Now it’s time for one of Queen Tika’s tape-slide presentations, a highlight of any episode of THE PHANTOM EMPIRE. An underling activates her circular floor monitor (basically a high-tech version of the pool of visions used by Boris Karloff in THE MUMMY for flashback exposition purposes). This time, however, there’s to be no disquisition on the relative merits of living in the open air versus in a stinking hole in the ground (the latter being far superior, according to Queen T.) We see an image of a five-bar gate. “Take me closer, I want to hear what they have to say!” demands the Queen. Just in time to catch a medium shot and listen in on the evil Professor Beetson plotting to discover Murania’s hidden entrance. “So they think they will discover Murania and become rich, do they?” sneers the Queen. But her eavesdropping is itself eavesdropped, by Gene Autry, standing unobserved in full view in a window right in front of her.

Now Gene takes hostage the television operator, who we will learn is called Gasper or something, and tries to communicate with his buddies at Radio Ranch (Hey, maybe he could perform the next edition of his show live from 20,000 feet below the earth’s surface?). But Gene can’t reach his pals due to something called a Word Scrambler. Gasper tries to explain this, but his own words come out pretty scrambled: “It’s an un-instrument which mixes up the words of our wireless telephone so that nobody outside um-Murania can unnerstand what is said.” Just as this Gasper’s becoming my favourite actor ever, Gene punches him unconscious.

Now Gene reroutes the Word Scrambler, or something (his radio experience coming in handy in dealing with a totally alien technology) and enjoys a quick chat with Frankie and Betsy, telling them the location of the entrance to Murania. But now Queen Tika comes back (her palace seems to contain only three rooms, so she spends a lot of time in the television room). Gene hides behind a console, but the Queen overhears Frank promising to ride to the rescue, so she orders a bomb prepared to blow up the Junior Thunder Riders. Sounds like another cliffhanger is on the way.

Meanwhile poor Gasper, still unconscious, is accused of patching through the call to the surface world, a treasonable offence. I really don’t want to lose this thespian genius to the lightning chamber so soon…

Time for a quick demonstration of the robots’ workings. Two guards set them on alert by pressing buttons on their chests, and activate a photocell which will cause them to chop, with their might scimitars, anyone who crosses the beam. Everything in Murania seems to operate on the principle of the garage door.

Then there’s some confused running about — there seem to be shots missing — and a fight in an elevator (not as good as the one in THE WINTER SOLDIER) and then Autry breaks into the aerial torpedo silo, which he easily locates despite never having been there, and causes the missile to boomerang back (great reaction from the missile operator — the flapping hands of big jessie panic), right in his face, definitely, beyond any question, killing him instantly.

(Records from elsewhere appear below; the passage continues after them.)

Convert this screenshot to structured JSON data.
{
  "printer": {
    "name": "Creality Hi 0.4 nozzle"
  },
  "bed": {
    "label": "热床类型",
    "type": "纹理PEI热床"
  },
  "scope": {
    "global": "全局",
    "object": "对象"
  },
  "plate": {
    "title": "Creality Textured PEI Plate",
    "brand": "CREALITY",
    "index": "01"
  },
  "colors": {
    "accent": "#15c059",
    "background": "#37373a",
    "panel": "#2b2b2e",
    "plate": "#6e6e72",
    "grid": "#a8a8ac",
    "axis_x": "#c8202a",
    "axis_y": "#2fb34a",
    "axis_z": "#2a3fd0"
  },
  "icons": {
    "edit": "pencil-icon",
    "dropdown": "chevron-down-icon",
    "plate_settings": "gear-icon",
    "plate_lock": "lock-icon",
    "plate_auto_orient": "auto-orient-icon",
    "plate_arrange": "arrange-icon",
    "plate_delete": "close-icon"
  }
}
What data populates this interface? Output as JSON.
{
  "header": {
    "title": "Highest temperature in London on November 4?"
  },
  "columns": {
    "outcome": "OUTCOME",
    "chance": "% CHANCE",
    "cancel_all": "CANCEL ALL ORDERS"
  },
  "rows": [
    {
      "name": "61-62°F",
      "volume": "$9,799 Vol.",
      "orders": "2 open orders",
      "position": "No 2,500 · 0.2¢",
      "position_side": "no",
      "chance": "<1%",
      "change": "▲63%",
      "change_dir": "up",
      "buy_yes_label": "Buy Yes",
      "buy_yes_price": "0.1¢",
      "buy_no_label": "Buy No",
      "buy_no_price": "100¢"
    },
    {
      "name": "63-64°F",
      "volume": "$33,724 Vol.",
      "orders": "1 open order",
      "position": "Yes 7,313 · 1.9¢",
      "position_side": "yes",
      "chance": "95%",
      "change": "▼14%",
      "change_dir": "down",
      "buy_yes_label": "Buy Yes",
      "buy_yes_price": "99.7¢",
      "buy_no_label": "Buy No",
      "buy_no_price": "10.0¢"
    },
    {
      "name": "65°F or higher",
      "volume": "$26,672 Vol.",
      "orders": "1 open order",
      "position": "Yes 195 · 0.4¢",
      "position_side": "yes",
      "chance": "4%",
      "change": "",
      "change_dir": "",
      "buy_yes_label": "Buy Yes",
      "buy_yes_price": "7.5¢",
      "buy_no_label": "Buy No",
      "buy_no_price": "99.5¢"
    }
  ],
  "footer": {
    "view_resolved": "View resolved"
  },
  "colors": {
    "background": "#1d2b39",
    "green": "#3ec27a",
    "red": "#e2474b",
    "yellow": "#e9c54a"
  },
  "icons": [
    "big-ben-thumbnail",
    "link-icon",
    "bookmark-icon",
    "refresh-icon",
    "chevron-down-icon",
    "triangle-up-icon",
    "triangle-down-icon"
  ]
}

Which seems awkward, as the serial is only half over.

To be continued…